  2. Freedom and Courage to Imagine:
    If Calvin was the god intoxicated theologian, Luther was the Christ intoxicated theologian. I suppose this makes sense as Jesus did turn water to wine… Anyway, due to the fact that Lutherans are so intoxicated by the forgiveness offered in Christ, we are free to serve our neighbors in radical ways. This is the insight of Luther’s “Freedom of a Christian” tract with the famous paradoxical statement,

A Christian is an utterly free man, lord of all, subject to none.
A Christian is an utterly dutiful man, servant of all, subject to all.

Out of this paradox to be free and serve, comes a unique sense of Lutheran vocation that may be helpful for larger Christendom. The idea is that God places us in contexts that require service. A young student may get intrigued by biology as a grade school student, then learns about evolutionary theory in high school, is committed to becoming a biologist but is constantly bothered by the fact that whenever discussion turn toward science at church, evolutionary biology is demonized. This is problematic because the church actually needs that student to be a biologist, even an evolutionary biologist. Who better to serve that community than that student as he/she becomes inducted into the guild of biology or philosophy or history or whatever… Yet, we get hung-up on the dangers of evolution, the scriptural problems, the materialistic implications. We do not have the courage nor the imagination to encourage our young to travel into the “lion’s den” of science, trusting that the Lord will preserve them.

I would like to submit to the larger American Christian scene that the epistemological ordering discussed in (1) and the paradoxical notion of freedom to serve (2), while specifically Lutheran, might better structure a Christian response and engagement with science.

  1. Freedom to Fail (Continual Need for Forgiveness)
    Bound up with my point (1) and my point (2) is the fact that failure is inevitable. The freedom and courage to imagine might entail crucifixion symbolically and in the historical cases literally! We cannot and avoid and will continually invite suffering into our lives as we live out our vocations. However, this again is the great insight of Lutheran theology, that everything that takes place in the world, under the Law, should drive us back to Christ. The “soldiers” that are sent into the world to freely and courageously serve their neighbors will constantly be rejected, harmed, abused, and need to be reminded constantly of their identity grafted into Jesus death and resurrection. The free forgiveness of sins, personally and existentially applied to the individual through the words “for you” carry more power than I think most of us Christians realize. Lutherans may get criticized for keeping things too simple by not wanting to stray too far from Christ’s death and resurrection, relentlessly iterating the same message over and over again. However, in that message of forgiveness is power, the power to move mountains. This is were I think the pastors are absolutely crucial to the relationship between science and theology, not so much as soldiers on the front line, but the medics that continually drag our broken bodies back to the cross. No more anti-evolution, anti-politcs, anti whatever screeds from the pulpit (plenty of Lutherans are guilty of this as well), I need to hear from the great physician daily and weekly that “it is finished” and that I am set free AGAIN to go and serve my neighbor with courage and imagination.
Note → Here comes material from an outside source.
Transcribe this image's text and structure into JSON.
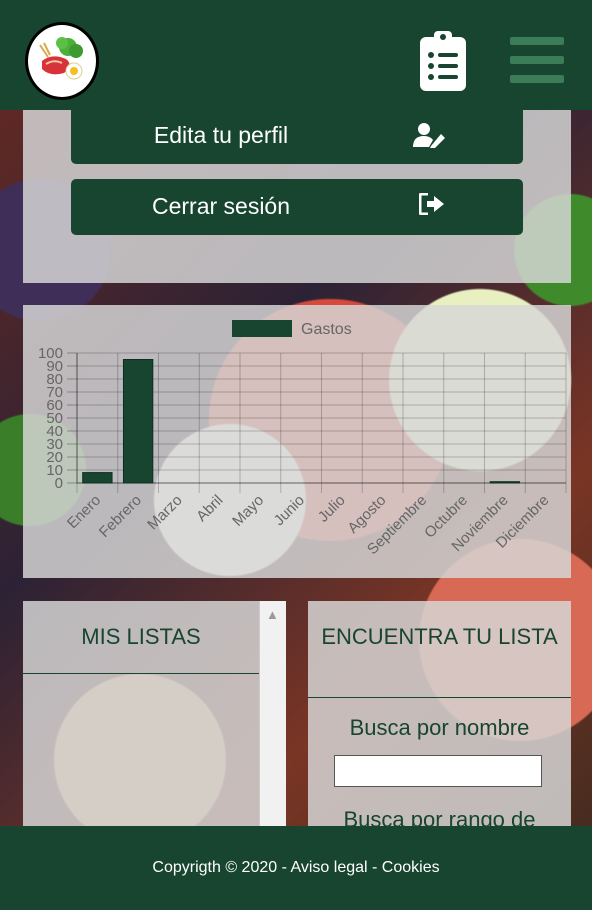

I’m not sure how helpful or different that is from other traditions, and, of course, these are forum thoughts not given the more scholarly attention they deserve from me. I should note as well that I am reading through some material from @CPArand that is relevant to this conversation and perhaps as it get published on the Concordia Seminary blog might be of interest for those looking at Lutheran distinctives. In the meantime, I’d be curious as to thoughts from Lutherans and non-Lutherans?